As the two-year anniversary of the full-scale invasion of Ukraine nears, the federal government says it's spending almost $500,000 to help expand access to basic legal advice for Ukrainians looking to settle temporarily in Canada.

The three-year funding envelope will not pay for lawyers to advocate on behalf of individual clients, but will be used to expand Pro Bono Ontario's hotline, trilingual website and outreach program to a national audience. 

"What this funding does is it empowers Pro Bono Ontario to work with other pro bono organizations across the country and provide front-line legal assistance for initial inquiries," Justice Minister Arif Virani said in Toronto Tuesday.

"It doesn't work as a de facto legal aid system … It provides what we call summary advice, initial inquiries, those kinds of matters to be clarified."

Pro Bono Ontario, a group that provides free legal advice for low-income people in Ontario, already has a webpage and hotline for Ukrainians to call with questions.

The new funding will support the website and hotline so they can help displaced Ukrainians across Canada get the assistance they need.

Virani said the $475,788 will also help connect Ukrainians looking to come to Canada, or those already here, with free basic legal advice.

Under the Canada-Ukraine authorization for emergency travel (CUAET), launched in March 2022, Ukrainians are permitted to come to Canada to live and work for up to three years.
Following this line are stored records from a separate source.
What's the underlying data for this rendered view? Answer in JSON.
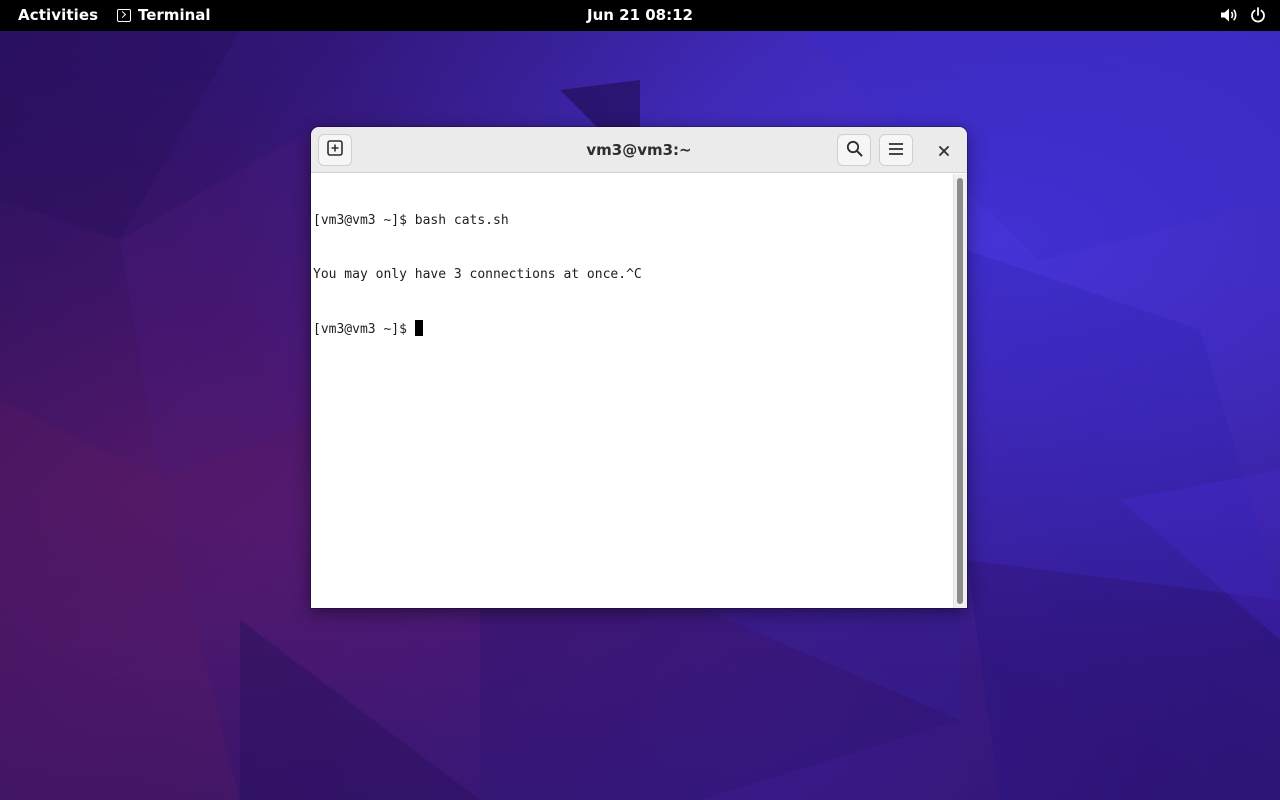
{
  "topbar": {
    "activities_label": "Activities",
    "app_name": "Terminal",
    "app_icon": "terminal-icon",
    "clock": "Jun 21  08:12",
    "tray_icons": [
      "volume-icon",
      "power-icon"
    ]
  },
  "window": {
    "title": "vm3@vm3:~",
    "buttons": {
      "new_tab_icon": "new-tab-icon",
      "search_icon": "search-icon",
      "menu_icon": "hamburger-menu-icon",
      "close_icon": "close-icon"
    }
  },
  "terminal": {
    "lines": [
      "[vm3@vm3 ~]$ bash cats.sh",
      "You may only have 3 connections at once.^C",
      "[vm3@vm3 ~]$ "
    ]
  },
  "colors": {
    "topbar_bg": "#000000",
    "headerbar_bg": "#ebebeb",
    "terminal_bg": "#ffffff",
    "terminal_fg": "#1e1e1e",
    "wallpaper_primary": "#3a1880",
    "wallpaper_accent": "#4a34d6"
  }
}
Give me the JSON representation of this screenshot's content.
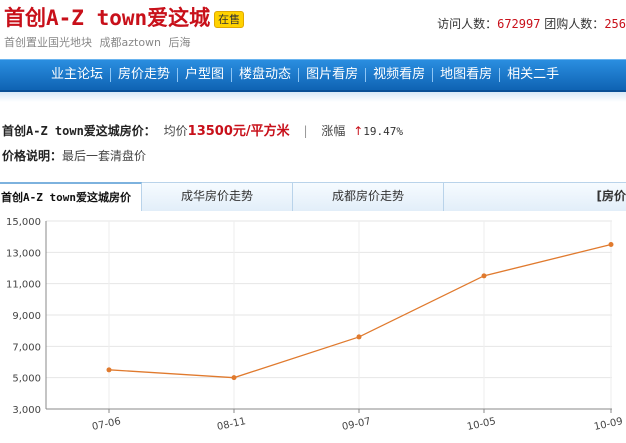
{
  "header": {
    "title": "首创A-Z town爱这城",
    "badge": "在售",
    "subtitle_parts": [
      "首创置业国光地块",
      "成都aztown",
      "后海"
    ],
    "visitors_label": "访问人数：",
    "visitors_value": "672997",
    "group_label": "团购人数：",
    "group_value": "256"
  },
  "nav": {
    "items": [
      "业主论坛",
      "房价走势",
      "户型图",
      "楼盘动态",
      "图片看房",
      "视频看房",
      "地图看房",
      "相关二手"
    ]
  },
  "price": {
    "name": "首创A-Z town爱这城房价：",
    "avg_label": "均价",
    "avg_value": "13500元/平方米",
    "divider": "|",
    "change_label": "涨幅",
    "change_arrow": "↑",
    "change_value": "19.47%",
    "note_label": "价格说明：",
    "note_value": "最后一套清盘价"
  },
  "tabs": [
    {
      "label": "首创A-Z town爱这城房价",
      "active": true
    },
    {
      "label": "成华房价走势",
      "active": false
    },
    {
      "label": "成都房价走势",
      "active": false
    },
    {
      "label": "[房价",
      "active": false
    }
  ],
  "colors": {
    "brand_red": "#c8101a",
    "nav_blue": "#1a76cc",
    "line": "#e07a2e"
  },
  "chart_data": {
    "type": "line",
    "x": [
      "07-06",
      "08-11",
      "09-07",
      "10-05",
      "10-09"
    ],
    "series": [
      {
        "values": [
          5500,
          5000,
          7600,
          11500,
          13500
        ]
      }
    ],
    "yticks": [
      "3,000",
      "5,000",
      "7,000",
      "9,000",
      "11,000",
      "13,000",
      "15,000"
    ],
    "ylim": [
      3000,
      15000
    ],
    "grid": true
  }
}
Those in the program benefit from a variety of measures meant to speed up the visa process, including prioritized processing and waived fees.

From March 17, 2022 to Jan. 27, 2024, 221,231 Ukrainians came to Canada under the CUAET program. The federal government said that during the same timeframe, it received 1,189,320 applications for the program, 958,190 of which were approved.

Olha Senyshyn, a staff lawyer at Pro Bono Ontario who specializes in providing legal support to Ukrainians, said the program will help people understand their options.

"We are seeing an increase in questions about people's status in general," Senyshyn said. "Some of it is about permanent residency status, some of it is about understanding how much longer they're going to be able to remain in Canada."

Senyshyn said people have been reaching out to Pro Bono Ontario for advice on how to extend a work or study permit, acquire housing, get children enrolled in schools and access the health-care system.

People who have questions Pro Bono Ontario can't answer through its website or over the phone will be referred to partner organizations in their area which can connect them with local lawyers or community groups.

2024-02-20T18:10:33Z dg43tfdfdgfd